Dataset records
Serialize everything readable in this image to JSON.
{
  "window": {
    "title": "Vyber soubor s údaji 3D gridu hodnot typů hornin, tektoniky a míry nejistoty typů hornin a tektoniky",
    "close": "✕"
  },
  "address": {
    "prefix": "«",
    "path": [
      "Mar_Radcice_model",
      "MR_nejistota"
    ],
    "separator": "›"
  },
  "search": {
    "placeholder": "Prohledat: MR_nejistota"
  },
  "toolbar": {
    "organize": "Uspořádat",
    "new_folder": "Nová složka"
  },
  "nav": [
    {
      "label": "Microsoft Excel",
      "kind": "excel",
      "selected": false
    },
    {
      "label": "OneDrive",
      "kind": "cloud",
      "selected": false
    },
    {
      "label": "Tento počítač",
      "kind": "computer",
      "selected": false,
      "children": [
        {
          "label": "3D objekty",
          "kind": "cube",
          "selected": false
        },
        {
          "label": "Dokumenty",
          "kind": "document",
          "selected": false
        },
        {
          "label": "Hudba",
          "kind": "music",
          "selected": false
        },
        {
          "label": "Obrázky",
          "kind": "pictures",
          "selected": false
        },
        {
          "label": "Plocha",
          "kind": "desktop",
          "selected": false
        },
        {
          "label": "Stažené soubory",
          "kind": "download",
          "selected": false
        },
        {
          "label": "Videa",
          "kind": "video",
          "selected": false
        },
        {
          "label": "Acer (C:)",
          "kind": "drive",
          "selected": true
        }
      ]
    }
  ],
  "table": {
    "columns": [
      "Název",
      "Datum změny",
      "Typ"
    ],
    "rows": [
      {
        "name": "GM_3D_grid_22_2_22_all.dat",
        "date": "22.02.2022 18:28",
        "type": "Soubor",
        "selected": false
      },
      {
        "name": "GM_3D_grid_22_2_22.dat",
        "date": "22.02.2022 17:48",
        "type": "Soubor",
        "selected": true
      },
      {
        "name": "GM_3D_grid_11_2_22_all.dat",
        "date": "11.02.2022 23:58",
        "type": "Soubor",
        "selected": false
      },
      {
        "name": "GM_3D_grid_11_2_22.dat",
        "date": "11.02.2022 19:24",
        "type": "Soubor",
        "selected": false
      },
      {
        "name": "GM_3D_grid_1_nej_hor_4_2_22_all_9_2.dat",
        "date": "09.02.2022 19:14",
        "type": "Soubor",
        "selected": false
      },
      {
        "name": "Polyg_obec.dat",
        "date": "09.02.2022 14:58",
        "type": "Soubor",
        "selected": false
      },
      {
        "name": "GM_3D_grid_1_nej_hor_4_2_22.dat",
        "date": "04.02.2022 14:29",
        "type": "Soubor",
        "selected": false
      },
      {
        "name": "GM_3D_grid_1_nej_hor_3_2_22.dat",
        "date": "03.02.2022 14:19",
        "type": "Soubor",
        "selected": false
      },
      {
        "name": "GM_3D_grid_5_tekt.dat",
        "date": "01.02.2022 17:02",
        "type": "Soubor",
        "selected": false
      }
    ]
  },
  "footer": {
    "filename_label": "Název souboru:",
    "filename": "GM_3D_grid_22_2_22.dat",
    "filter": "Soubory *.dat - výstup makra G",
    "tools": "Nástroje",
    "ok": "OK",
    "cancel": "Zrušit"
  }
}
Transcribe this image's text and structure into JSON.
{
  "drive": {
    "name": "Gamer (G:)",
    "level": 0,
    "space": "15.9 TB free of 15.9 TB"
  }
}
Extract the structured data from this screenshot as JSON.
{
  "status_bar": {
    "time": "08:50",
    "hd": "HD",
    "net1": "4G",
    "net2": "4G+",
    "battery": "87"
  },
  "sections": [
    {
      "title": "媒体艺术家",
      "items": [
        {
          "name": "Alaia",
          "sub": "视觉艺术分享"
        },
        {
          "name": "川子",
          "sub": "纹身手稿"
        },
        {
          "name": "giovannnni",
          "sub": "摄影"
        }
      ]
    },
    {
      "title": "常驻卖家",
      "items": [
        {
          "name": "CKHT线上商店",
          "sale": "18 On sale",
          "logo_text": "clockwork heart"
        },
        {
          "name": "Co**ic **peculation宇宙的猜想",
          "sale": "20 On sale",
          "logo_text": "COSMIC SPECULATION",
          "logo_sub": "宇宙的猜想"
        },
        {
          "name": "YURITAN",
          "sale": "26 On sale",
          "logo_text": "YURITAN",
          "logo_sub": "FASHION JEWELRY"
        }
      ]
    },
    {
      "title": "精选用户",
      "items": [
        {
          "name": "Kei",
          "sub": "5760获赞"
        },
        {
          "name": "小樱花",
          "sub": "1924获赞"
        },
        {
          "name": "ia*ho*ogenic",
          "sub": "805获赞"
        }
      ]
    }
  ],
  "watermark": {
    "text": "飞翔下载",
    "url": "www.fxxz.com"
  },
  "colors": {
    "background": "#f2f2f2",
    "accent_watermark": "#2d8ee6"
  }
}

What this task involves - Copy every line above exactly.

Solved problem -
Serialize everything readable in this image to JSON.
{
  "window": {
    "title": "Vyber soubor s údaji 3D gridu hodnot typů hornin, tektoniky a míry nejistoty typů hornin a tektoniky",
    "close": "✕"
  },
  "address": {
    "prefix": "«",
    "path": [
      "Mar_Radcice_model",
      "MR_nejistota"
    ],
    "separator": "›"
  },
  "search": {
    "placeholder": "Prohledat: MR_nejistota"
  },
  "toolbar": {
    "organize": "Uspořádat",
    "new_folder": "Nová složka"
  },
  "nav": [
    {
      "label": "Microsoft Excel",
      "kind": "excel",
      "selected": false
    },
    {
      "label": "OneDrive",
      "kind": "cloud",
      "selected": false
    },
    {
      "label": "Tento počítač",
      "kind": "computer",
      "selected": false,
      "children": [
        {
          "label": "3D objekty",
          "kind": "cube",
          "selected": false
        },
        {
          "label": "Dokumenty",
          "kind": "document",
          "selected": false
        },
        {
          "label": "Hudba",
          "kind": "music",
          "selected": false
        },
        {
          "label": "Obrázky",
          "kind": "pictures",
          "selected": false
        },
        {
          "label": "Plocha",
          "kind": "desktop",
          "selected": false
        },
        {
          "label": "Stažené soubory",
          "kind": "download",
          "selected": false
        },
        {
          "label": "Videa",
          "kind": "video",
          "selected": false
        },
        {
          "label": "Acer (C:)",
          "kind": "drive",
          "selected": true
        }
      ]
    }
  ],
  "table": {
    "columns": [
      "Název",
      "Datum změny",
      "Typ"
    ],
    "rows": [
      {
        "name": "GM_3D_grid_22_2_22_all.dat",
        "date": "22.02.2022 18:28",
        "type": "Soubor",
        "selected": false
      },
      {
        "name": "GM_3D_grid_22_2_22.dat",
        "date": "22.02.2022 17:48",
        "type": "Soubor",
        "selected": true
      },
      {
        "name": "GM_3D_grid_11_2_22_all.dat",
        "date": "11.02.2022 23:58",
        "type": "Soubor",
        "selected": false
      },
      {
        "name": "GM_3D_grid_11_2_22.dat",
        "date": "11.02.2022 19:24",
        "type": "Soubor",
        "selected": false
      },
      {
        "name": "GM_3D_grid_1_nej_hor_4_2_22_all_9_2.dat",
        "date": "09.02.2022 19:14",
        "type": "Soubor",
        "selected": false
      },
      {
        "name": "Polyg_obec.dat",
        "date": "09.02.2022 14:58",
        "type": "Soubor",
        "selected": false
      },
      {
        "name": "GM_3D_grid_1_nej_hor_4_2_22.dat",
        "date": "04.02.2022 14:29",
        "type": "Soubor",
        "selected": false
      },
      {
        "name": "GM_3D_grid_1_nej_hor_3_2_22.dat",
        "date": "03.02.2022 14:19",
        "type": "Soubor",
        "selected": false
      },
      {
        "name": "GM_3D_grid_5_tekt.dat",
        "date": "01.02.2022 17:02",
        "type": "Soubor",
        "selected": false
      }
    ]
  },
  "footer": {
    "filename_label": "Název souboru:",
    "filename": "GM_3D_grid_22_2_22.dat",
    "filter": "Soubory *.dat - výstup makra G",
    "tools": "Nástroje",
    "ok": "OK",
    "cancel": "Zrušit"
  }
}
Transcribe this image's text and structure into JSON.
{
  "drive": {
    "name": "Gamer (G:)",
    "level": 0,
    "space": "15.9 TB free of 15.9 TB"
  }
}
Extract the structured data from this screenshot as JSON.
{
  "status_bar": {
    "time": "08:50",
    "hd": "HD",
    "net1": "4G",
    "net2": "4G+",
    "battery": "87"
  },
  "sections": [
    {
      "title": "媒体艺术家",
      "items": [
        {
          "name": "Alaia",
          "sub": "视觉艺术分享"
        },
        {
          "name": "川子",
          "sub": "纹身手稿"
        },
        {
          "name": "giovannnni",
          "sub": "摄影"
        }
      ]
    },
    {
      "title": "常驻卖家",
      "items": [
        {
          "name": "CKHT线上商店",
          "sale": "18 On sale",
          "logo_text": "clockwork heart"
        },
        {
          "name": "Co**ic **peculation宇宙的猜想",
          "sale": "20 On sale",
          "logo_text": "COSMIC SPECULATION",
          "logo_sub": "宇宙的猜想"
        },
        {
          "name": "YURITAN",
          "sale": "26 On sale",
          "logo_text": "YURITAN",
          "logo_sub": "FASHION JEWELRY"
        }
      ]
    },
    {
      "title": "精选用户",
      "items": [
        {
          "name": "Kei",
          "sub": "5760获赞"
        },
        {
          "name": "小樱花",
          "sub": "1924获赞"
        },
        {
          "name": "ia*ho*ogenic",
          "sub": "805获赞"
        }
      ]
    }
  ],
  "watermark": {
    "text": "飞翔下载",
    "url": "www.fxxz.com"
  },
  "colors": {
    "background": "#f2f2f2",
    "accent_watermark": "#2d8ee6"
  }
}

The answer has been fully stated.